Inside Out is already regarded as something of a modern classic having received five star reviews from Empire, The Times, The Independent, Sky Movies, Total Film and The Telegraph to name but a few. It has also proven to be an unstoppable force in the box office. In just one month since its US release, Inside Out has become Pixar's third highest grossing film of all time. It could, in fact, grow into their biggest following the UK release and its impending release in countries like Italy, China, Germany and more. The critical and financial success of Inside Out - not to mention having one hand on another Best Animated Film award come next year's Oscars - could be as important for the studio as it is for those who enjoy watching their films.

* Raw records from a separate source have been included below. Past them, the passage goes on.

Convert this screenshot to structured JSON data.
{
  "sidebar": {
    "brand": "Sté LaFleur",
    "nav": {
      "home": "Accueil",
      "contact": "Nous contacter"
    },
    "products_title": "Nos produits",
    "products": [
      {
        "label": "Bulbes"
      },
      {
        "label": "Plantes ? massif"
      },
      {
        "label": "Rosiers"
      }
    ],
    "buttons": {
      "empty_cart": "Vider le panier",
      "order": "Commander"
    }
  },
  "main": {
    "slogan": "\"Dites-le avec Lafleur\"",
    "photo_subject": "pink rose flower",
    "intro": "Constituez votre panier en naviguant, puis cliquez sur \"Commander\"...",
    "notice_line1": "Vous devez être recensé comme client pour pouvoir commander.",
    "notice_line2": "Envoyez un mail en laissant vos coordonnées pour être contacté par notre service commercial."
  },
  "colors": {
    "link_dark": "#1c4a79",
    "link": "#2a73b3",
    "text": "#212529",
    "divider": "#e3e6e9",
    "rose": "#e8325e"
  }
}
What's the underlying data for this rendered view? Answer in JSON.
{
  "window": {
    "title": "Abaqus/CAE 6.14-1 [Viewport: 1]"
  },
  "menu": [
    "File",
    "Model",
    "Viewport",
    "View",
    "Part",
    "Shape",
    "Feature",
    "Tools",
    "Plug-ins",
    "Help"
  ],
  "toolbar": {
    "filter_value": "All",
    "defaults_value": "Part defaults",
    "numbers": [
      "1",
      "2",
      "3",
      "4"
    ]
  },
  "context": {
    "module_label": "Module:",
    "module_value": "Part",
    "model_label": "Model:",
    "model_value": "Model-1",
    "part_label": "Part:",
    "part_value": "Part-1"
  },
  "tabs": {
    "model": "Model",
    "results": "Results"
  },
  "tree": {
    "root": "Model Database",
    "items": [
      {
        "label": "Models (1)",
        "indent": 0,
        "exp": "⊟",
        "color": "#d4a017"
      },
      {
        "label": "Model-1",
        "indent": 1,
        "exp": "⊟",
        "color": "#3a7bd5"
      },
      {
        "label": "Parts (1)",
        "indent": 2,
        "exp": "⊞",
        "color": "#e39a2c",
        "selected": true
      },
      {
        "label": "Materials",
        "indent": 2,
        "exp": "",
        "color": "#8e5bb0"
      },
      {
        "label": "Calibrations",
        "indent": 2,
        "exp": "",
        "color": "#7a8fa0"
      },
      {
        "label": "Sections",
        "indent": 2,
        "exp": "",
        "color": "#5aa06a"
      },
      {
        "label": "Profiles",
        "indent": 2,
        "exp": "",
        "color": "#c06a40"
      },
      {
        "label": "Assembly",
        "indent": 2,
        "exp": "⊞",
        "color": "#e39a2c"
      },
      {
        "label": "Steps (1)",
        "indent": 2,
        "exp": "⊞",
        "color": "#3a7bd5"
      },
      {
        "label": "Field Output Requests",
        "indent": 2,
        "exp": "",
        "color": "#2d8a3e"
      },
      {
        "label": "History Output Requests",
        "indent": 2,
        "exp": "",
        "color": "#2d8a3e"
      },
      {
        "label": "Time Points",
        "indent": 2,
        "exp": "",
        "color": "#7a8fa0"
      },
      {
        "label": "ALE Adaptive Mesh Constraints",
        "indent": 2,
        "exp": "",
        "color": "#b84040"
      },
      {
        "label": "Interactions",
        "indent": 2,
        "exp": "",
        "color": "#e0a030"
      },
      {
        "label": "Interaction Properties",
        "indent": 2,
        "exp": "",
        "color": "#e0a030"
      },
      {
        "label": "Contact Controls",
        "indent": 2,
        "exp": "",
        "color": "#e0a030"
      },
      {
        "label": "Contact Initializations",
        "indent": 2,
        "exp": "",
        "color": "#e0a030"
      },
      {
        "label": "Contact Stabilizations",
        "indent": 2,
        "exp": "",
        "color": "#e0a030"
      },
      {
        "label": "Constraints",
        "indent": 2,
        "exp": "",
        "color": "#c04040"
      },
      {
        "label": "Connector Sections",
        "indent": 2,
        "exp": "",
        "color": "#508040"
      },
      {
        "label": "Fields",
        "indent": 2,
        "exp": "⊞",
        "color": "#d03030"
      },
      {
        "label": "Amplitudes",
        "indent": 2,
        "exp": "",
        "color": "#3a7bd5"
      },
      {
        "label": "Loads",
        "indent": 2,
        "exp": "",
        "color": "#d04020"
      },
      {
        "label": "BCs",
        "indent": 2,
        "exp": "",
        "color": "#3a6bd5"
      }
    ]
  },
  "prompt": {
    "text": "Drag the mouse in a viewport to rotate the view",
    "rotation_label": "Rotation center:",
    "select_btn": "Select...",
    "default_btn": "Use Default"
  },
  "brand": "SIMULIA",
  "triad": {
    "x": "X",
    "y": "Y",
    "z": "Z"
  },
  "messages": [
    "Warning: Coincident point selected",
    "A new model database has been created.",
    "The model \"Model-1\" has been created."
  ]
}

If Pixar were fearful of taking risks on original movies that don't have the built-in audience sequels do, Inside Out's incredible figures prove otherwise. People, it seems, are not just happy to see Pixar make fresh and innovative movies. They actively want Pixar to make them. And doing so is where Pixar are at their most artistically and financially successful. The amazing performance and reception to Inside Out sends a clear message about this to Pixar: less lazy sequels, more creativity. After all, it is what has made them a force to be reckoned with in the genre for the last twenty years, and could continue to do so for many more to come.